It turns out that Suzu is spending her time as a popstar in the parallel world of “U,” a virtual reality that promises a fresh start and a fresh start, something extremely promising for an uneasy teenage girl. As Internet popstar Bell (to be clear, spelled without an “e” as in the title, as Suzu’s name translates to “Bell” in English), she finds immediate viral fame, something that quickly puts her in the spotlight. contact with another famous – or rather, infamous – inhabitant of U: “The Beast”, with whom Suzu feels a mysterious kinship.
In some ways, Belle could be seen as responding to our growing desire to occupy fully visualized virtual social spaces – as seen for example with games like Fortnite and Animal Crossing: New Horizons, acting as spaces for concerts or interviews, and allowing people the ability to mingle during lockdown. But it’s also much more fundamentally about the whole nature of online communication and how it can facilitate both personal transformation and self-reflection.
“I think the fact that there’s this other world where we can be another version of ourselves [helps to show] that we are not only what we show to society,” Hosoda told BBC Culture. “Belle and Suzu are so different that they’re practically different, but they’re actually the same person. Sometimes we end up believing that we are only one side of ourselves, but in reality we have many dimensions. And learning that and believing that helps us to be freer.”
Hosoda’s fantasies about digital life
Hosoda’s directing career began around the turn of the millennium, and as his filmography grew, parenthood and the lives of children clearly became his favorite themes. His previous film, 2018’s Mirai, explores a father becoming a stay-at-home parent for the first time.

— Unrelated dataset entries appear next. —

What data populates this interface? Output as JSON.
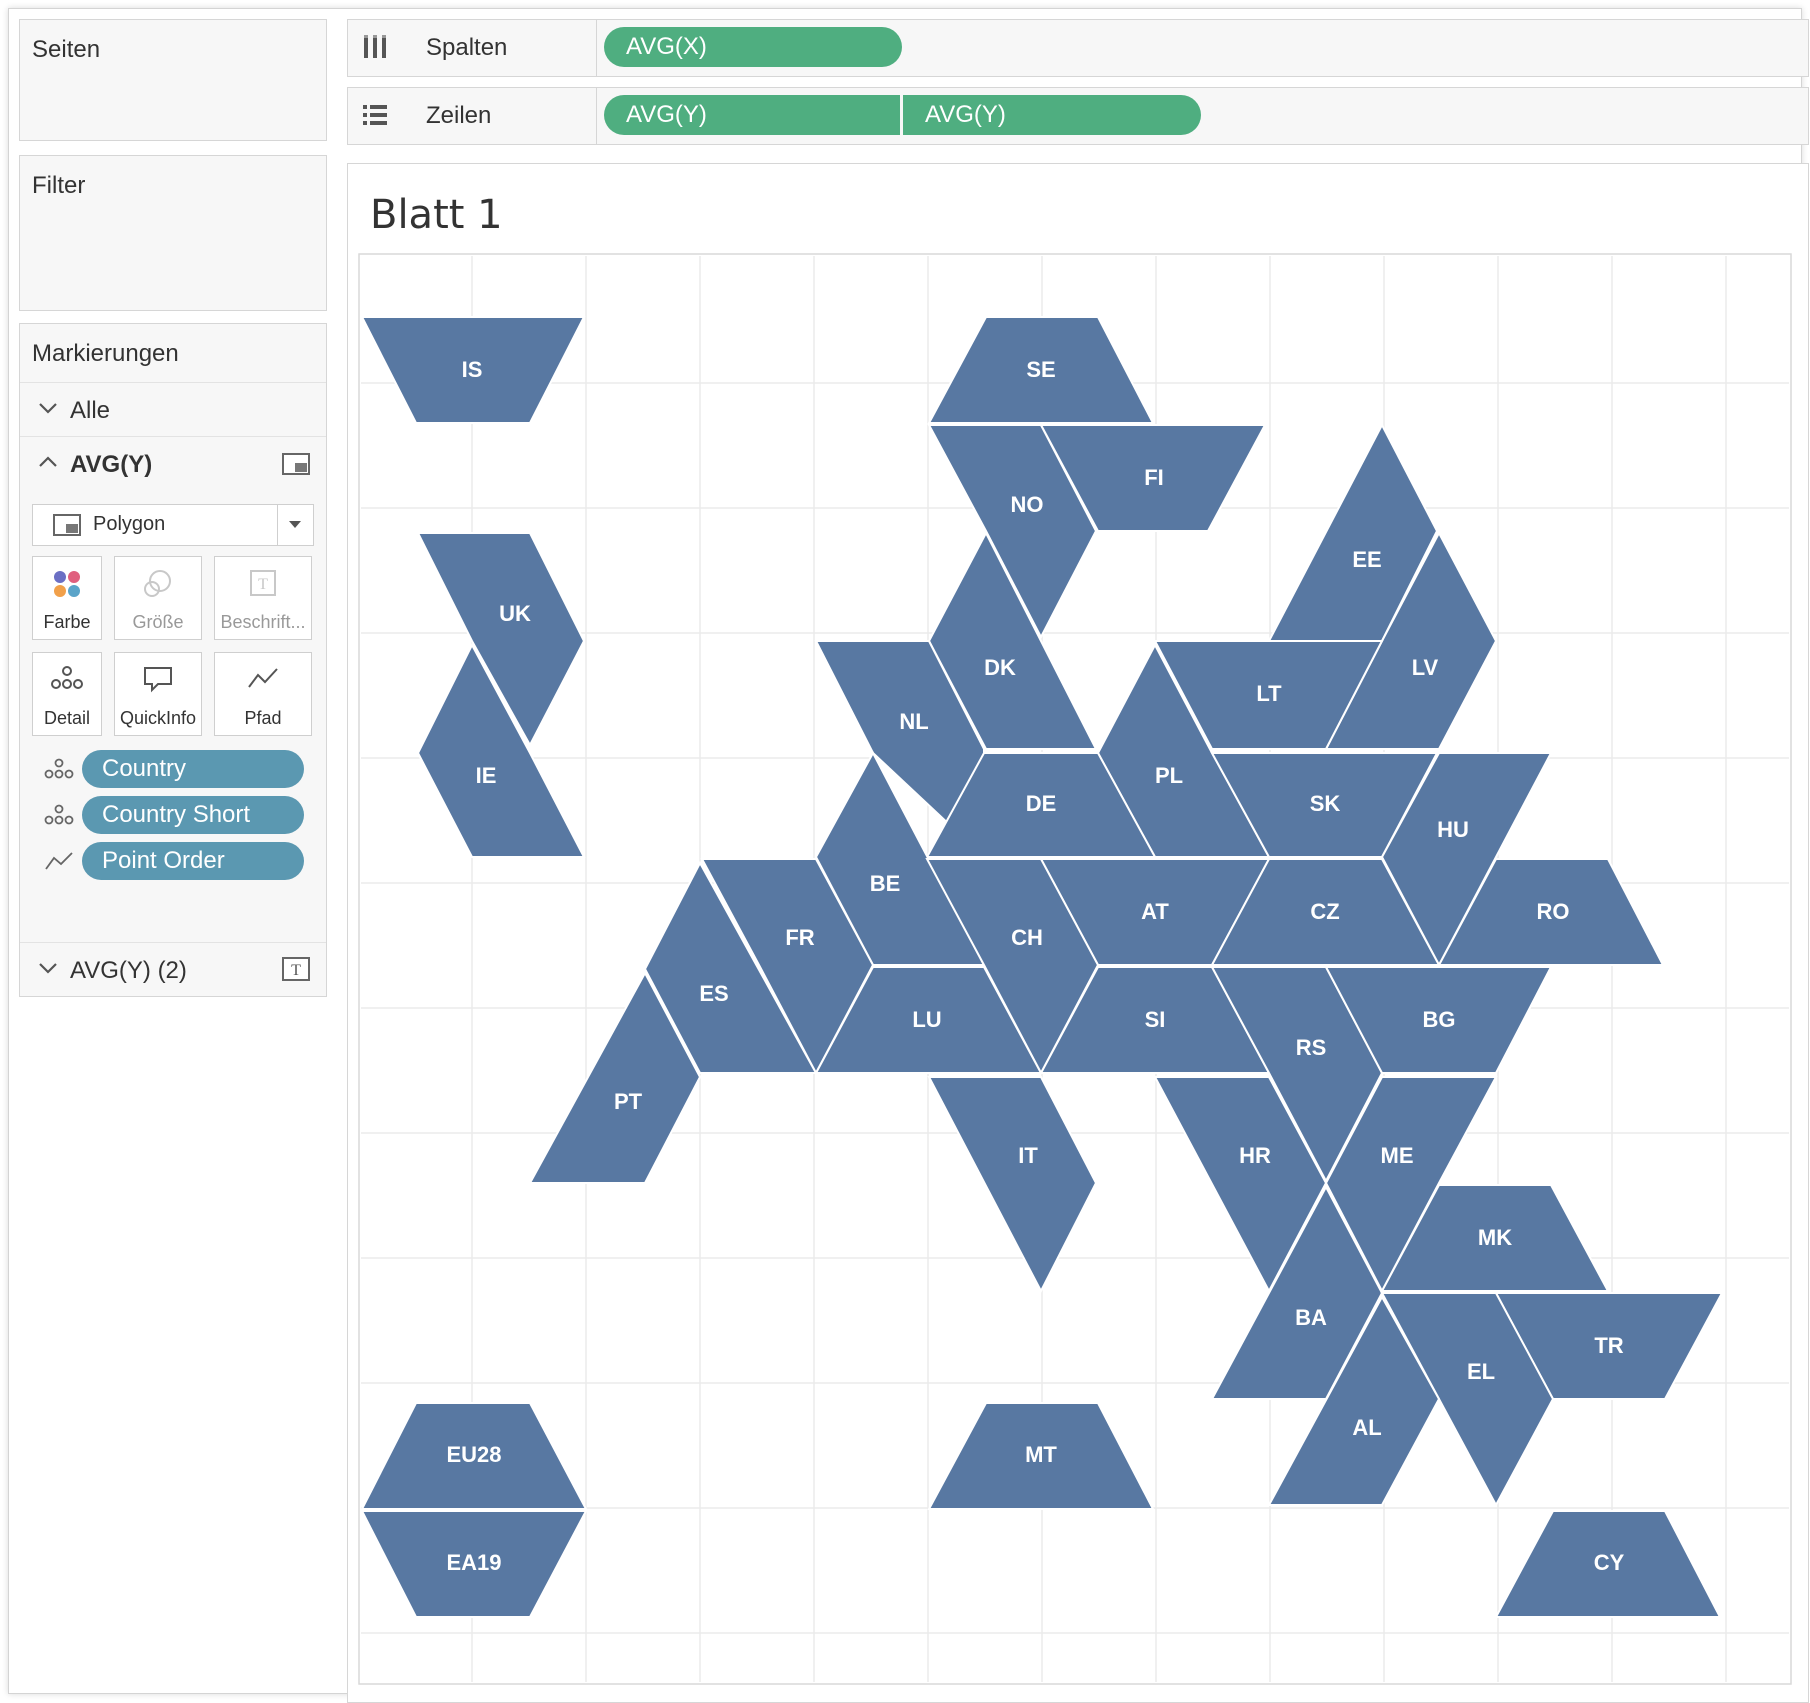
{
  "panels": {
    "pages_label": "Seiten",
    "filter_label": "Filter"
  },
  "marks": {
    "title": "Markierungen",
    "all_label": "Alle",
    "layer1_label": "AVG(Y)",
    "layer2_label": "AVG(Y) (2)",
    "mark_type": "Polygon",
    "buttons": {
      "color": "Farbe",
      "size": "Größe",
      "label": "Beschrift...",
      "detail": "Detail",
      "tooltip": "QuickInfo",
      "path": "Pfad"
    },
    "fields": [
      "Country",
      "Country Short",
      "Point Order"
    ]
  },
  "shelves": {
    "columns_label": "Spalten",
    "rows_label": "Zeilen",
    "columns_pill": "AVG(X)",
    "rows_pills": [
      "AVG(Y)",
      "AVG(Y)"
    ]
  },
  "sheet": {
    "title": "Blatt 1"
  },
  "colors": {
    "tile": "#5878a2",
    "shelf_pill": "#4fae80",
    "field_pill": "#5b98b1"
  },
  "chart_data": {
    "type": "polygon tile map",
    "tiles": [
      "IS",
      "SE",
      "NO",
      "FI",
      "EE",
      "UK",
      "DK",
      "LV",
      "LT",
      "NL",
      "IE",
      "PL",
      "DE",
      "SK",
      "HU",
      "BE",
      "AT",
      "CZ",
      "RO",
      "FR",
      "CH",
      "ES",
      "LU",
      "SI",
      "RS",
      "BG",
      "PT",
      "IT",
      "HR",
      "ME",
      "MK",
      "BA",
      "TR",
      "EL",
      "AL",
      "EU28",
      "MT",
      "EA19",
      "CY"
    ]
  }
}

Before that, 2015’s Wolf Children and 2012’s The Boy and the Beast see single parents fearing where their children’s independence will take them, as well as the influence they have on the shape of their lives. But alongside this focus on family, a more specific interest he explored on several occasions was the role the internet plays in the development of today’s children – it’s something he touched on first seen in his very first feature, Digimon: The Film and returned in 2009’s Summer Wars, about a high school kid involved in an online world called Oz, and now Belle.
Indeed, this motif of children seeking guidance and refuge in fantastical digital realms is perhaps the most striking element of his work – even in his films that don’t explicitly deal with the internet like Mirai, where the tree The young protagonist’s genealogy is presented as a sort of traversable web space. His films often visually reflect the influence of digital culture by having one foot in and one foot out of reality – for example, while his characters may be designed with a sober and natural look, they very often act with overreactions and cartoons. Thematically, the mundane usually collides with the otherworldly as its young or adolescent protagonists navigate their rapidly changing lives doing something physically impossible – time travel in The Girl Who Leapt Through Time and Mirai, being taken to another dimension in The Boy and the Beast, and entering a virtual reality in Summer Wars and Belle.